▸ WORK INSTRUCTIONS: Return the records exactly, keeping every line as it is.

▸ THE DATA:
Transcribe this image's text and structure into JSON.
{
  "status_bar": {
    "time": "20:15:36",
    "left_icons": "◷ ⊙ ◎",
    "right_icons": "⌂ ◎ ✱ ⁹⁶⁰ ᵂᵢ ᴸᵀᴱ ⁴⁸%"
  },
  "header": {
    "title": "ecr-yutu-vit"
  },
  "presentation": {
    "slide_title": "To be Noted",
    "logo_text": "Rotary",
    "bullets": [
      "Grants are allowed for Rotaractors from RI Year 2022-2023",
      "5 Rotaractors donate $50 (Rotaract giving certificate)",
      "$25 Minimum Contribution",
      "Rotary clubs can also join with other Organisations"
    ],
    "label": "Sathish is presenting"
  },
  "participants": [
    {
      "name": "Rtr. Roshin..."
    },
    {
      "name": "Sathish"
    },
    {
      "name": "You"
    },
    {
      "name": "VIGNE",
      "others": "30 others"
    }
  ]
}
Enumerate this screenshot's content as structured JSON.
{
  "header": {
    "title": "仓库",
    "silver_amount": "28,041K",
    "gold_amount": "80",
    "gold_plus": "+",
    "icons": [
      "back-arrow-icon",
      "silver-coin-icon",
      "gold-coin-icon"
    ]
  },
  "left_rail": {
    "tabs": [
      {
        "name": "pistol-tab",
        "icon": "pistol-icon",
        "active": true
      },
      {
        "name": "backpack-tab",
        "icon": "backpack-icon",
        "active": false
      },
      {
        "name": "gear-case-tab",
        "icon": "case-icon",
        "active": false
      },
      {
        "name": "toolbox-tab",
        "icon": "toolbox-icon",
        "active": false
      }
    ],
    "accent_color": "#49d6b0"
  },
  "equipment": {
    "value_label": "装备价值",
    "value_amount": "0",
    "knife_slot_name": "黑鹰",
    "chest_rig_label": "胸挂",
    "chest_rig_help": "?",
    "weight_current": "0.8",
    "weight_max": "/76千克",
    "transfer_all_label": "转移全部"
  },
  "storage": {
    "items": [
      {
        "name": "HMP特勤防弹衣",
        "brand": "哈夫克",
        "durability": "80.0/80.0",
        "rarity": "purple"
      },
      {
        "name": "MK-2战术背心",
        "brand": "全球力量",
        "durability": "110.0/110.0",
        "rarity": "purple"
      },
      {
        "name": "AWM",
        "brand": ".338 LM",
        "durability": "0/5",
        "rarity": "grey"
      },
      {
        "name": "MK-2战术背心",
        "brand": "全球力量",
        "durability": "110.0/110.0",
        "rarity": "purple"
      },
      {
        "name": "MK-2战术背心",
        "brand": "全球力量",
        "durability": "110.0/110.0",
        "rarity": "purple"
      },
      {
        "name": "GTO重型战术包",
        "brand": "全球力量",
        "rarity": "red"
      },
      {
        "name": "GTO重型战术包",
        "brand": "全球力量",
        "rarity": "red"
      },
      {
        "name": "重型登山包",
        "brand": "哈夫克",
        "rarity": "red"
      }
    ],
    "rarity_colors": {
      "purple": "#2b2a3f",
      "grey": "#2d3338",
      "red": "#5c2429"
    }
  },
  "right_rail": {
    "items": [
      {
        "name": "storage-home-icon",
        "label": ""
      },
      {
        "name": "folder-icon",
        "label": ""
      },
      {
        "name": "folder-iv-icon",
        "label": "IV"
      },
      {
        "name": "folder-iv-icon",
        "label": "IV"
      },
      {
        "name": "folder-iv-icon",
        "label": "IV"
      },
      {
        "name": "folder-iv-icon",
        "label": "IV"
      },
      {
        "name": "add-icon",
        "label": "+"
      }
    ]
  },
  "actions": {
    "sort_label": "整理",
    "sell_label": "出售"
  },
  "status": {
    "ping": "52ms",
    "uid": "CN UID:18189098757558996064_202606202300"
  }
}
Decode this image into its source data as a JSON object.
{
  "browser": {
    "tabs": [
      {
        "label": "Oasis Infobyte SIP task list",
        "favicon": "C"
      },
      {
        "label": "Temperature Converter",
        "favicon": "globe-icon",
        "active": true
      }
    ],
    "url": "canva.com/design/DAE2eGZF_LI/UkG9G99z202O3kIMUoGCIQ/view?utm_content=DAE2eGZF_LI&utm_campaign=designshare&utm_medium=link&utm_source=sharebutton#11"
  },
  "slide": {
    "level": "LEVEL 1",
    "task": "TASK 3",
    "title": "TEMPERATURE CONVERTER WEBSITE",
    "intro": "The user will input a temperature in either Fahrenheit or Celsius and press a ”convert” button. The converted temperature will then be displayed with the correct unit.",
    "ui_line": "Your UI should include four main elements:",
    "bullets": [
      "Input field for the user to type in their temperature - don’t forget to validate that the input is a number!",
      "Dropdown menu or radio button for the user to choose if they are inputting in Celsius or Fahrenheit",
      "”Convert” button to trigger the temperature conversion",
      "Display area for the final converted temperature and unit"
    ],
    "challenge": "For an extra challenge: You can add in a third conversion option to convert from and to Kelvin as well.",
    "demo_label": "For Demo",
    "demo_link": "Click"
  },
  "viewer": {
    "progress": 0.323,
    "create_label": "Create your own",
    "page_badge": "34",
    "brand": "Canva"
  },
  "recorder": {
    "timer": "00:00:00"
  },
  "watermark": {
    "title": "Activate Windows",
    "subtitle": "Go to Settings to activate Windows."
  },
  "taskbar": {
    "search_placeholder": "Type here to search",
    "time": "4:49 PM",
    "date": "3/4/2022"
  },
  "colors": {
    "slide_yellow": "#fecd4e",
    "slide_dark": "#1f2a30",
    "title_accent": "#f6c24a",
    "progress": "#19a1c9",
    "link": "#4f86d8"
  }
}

▸ THE ANSWER:
Transcribe this image's text and structure into JSON.
{
  "status_bar": {
    "time": "20:15:36",
    "left_icons": "◷ ⊙ ◎",
    "right_icons": "⌂ ◎ ✱ ⁹⁶⁰ ᵂᵢ ᴸᵀᴱ ⁴⁸%"
  },
  "header": {
    "title": "ecr-yutu-vit"
  },
  "presentation": {
    "slide_title": "To be Noted",
    "logo_text": "Rotary",
    "bullets": [
      "Grants are allowed for Rotaractors from RI Year 2022-2023",
      "5 Rotaractors donate $50 (Rotaract giving certificate)",
      "$25 Minimum Contribution",
      "Rotary clubs can also join with other Organisations"
    ],
    "label": "Sathish is presenting"
  },
  "participants": [
    {
      "name": "Rtr. Roshin..."
    },
    {
      "name": "Sathish"
    },
    {
      "name": "You"
    },
    {
      "name": "VIGNE",
      "others": "30 others"
    }
  ]
}
Enumerate this screenshot's content as structured JSON.
{
  "header": {
    "title": "仓库",
    "silver_amount": "28,041K",
    "gold_amount": "80",
    "gold_plus": "+",
    "icons": [
      "back-arrow-icon",
      "silver-coin-icon",
      "gold-coin-icon"
    ]
  },
  "left_rail": {
    "tabs": [
      {
        "name": "pistol-tab",
        "icon": "pistol-icon",
        "active": true
      },
      {
        "name": "backpack-tab",
        "icon": "backpack-icon",
        "active": false
      },
      {
        "name": "gear-case-tab",
        "icon": "case-icon",
        "active": false
      },
      {
        "name": "toolbox-tab",
        "icon": "toolbox-icon",
        "active": false
      }
    ],
    "accent_color": "#49d6b0"
  },
  "equipment": {
    "value_label": "装备价值",
    "value_amount": "0",
    "knife_slot_name": "黑鹰",
    "chest_rig_label": "胸挂",
    "chest_rig_help": "?",
    "weight_current": "0.8",
    "weight_max": "/76千克",
    "transfer_all_label": "转移全部"
  },
  "storage": {
    "items": [
      {
        "name": "HMP特勤防弹衣",
        "brand": "哈夫克",
        "durability": "80.0/80.0",
        "rarity": "purple"
      },
      {
        "name": "MK-2战术背心",
        "brand": "全球力量",
        "durability": "110.0/110.0",
        "rarity": "purple"
      },
      {
        "name": "AWM",
        "brand": ".338 LM",
        "durability": "0/5",
        "rarity": "grey"
      },
      {
        "name": "MK-2战术背心",
        "brand": "全球力量",
        "durability": "110.0/110.0",
        "rarity": "purple"
      },
      {
        "name": "MK-2战术背心",
        "brand": "全球力量",
        "durability": "110.0/110.0",
        "rarity": "purple"
      },
      {
        "name": "GTO重型战术包",
        "brand": "全球力量",
        "rarity": "red"
      },
      {
        "name": "GTO重型战术包",
        "brand": "全球力量",
        "rarity": "red"
      },
      {
        "name": "重型登山包",
        "brand": "哈夫克",
        "rarity": "red"
      }
    ],
    "rarity_colors": {
      "purple": "#2b2a3f",
      "grey": "#2d3338",
      "red": "#5c2429"
    }
  },
  "right_rail": {
    "items": [
      {
        "name": "storage-home-icon",
        "label": ""
      },
      {
        "name": "folder-icon",
        "label": ""
      },
      {
        "name": "folder-iv-icon",
        "label": "IV"
      },
      {
        "name": "folder-iv-icon",
        "label": "IV"
      },
      {
        "name": "folder-iv-icon",
        "label": "IV"
      },
      {
        "name": "folder-iv-icon",
        "label": "IV"
      },
      {
        "name": "add-icon",
        "label": "+"
      }
    ]
  },
  "actions": {
    "sort_label": "整理",
    "sell_label": "出售"
  },
  "status": {
    "ping": "52ms",
    "uid": "CN UID:18189098757558996064_202606202300"
  }
}
Decode this image into its source data as a JSON object.
{
  "browser": {
    "tabs": [
      {
        "label": "Oasis Infobyte SIP task list",
        "favicon": "C"
      },
      {
        "label": "Temperature Converter",
        "favicon": "globe-icon",
        "active": true
      }
    ],
    "url": "canva.com/design/DAE2eGZF_LI/UkG9G99z202O3kIMUoGCIQ/view?utm_content=DAE2eGZF_LI&utm_campaign=designshare&utm_medium=link&utm_source=sharebutton#11"
  },
  "slide": {
    "level": "LEVEL 1",
    "task": "TASK 3",
    "title": "TEMPERATURE CONVERTER WEBSITE",
    "intro": "The user will input a temperature in either Fahrenheit or Celsius and press a ”convert” button. The converted temperature will then be displayed with the correct unit.",
    "ui_line": "Your UI should include four main elements:",
    "bullets": [
      "Input field for the user to type in their temperature - don’t forget to validate that the input is a number!",
      "Dropdown menu or radio button for the user to choose if they are inputting in Celsius or Fahrenheit",
      "”Convert” button to trigger the temperature conversion",
      "Display area for the final converted temperature and unit"
    ],
    "challenge": "For an extra challenge: You can add in a third conversion option to convert from and to Kelvin as well.",
    "demo_label": "For Demo",
    "demo_link": "Click"
  },
  "viewer": {
    "progress": 0.323,
    "create_label": "Create your own",
    "page_badge": "34",
    "brand": "Canva"
  },
  "recorder": {
    "timer": "00:00:00"
  },
  "watermark": {
    "title": "Activate Windows",
    "subtitle": "Go to Settings to activate Windows."
  },
  "taskbar": {
    "search_placeholder": "Type here to search",
    "time": "4:49 PM",
    "date": "3/4/2022"
  },
  "colors": {
    "slide_yellow": "#fecd4e",
    "slide_dark": "#1f2a30",
    "title_accent": "#f6c24a",
    "progress": "#19a1c9",
    "link": "#4f86d8"
  }
}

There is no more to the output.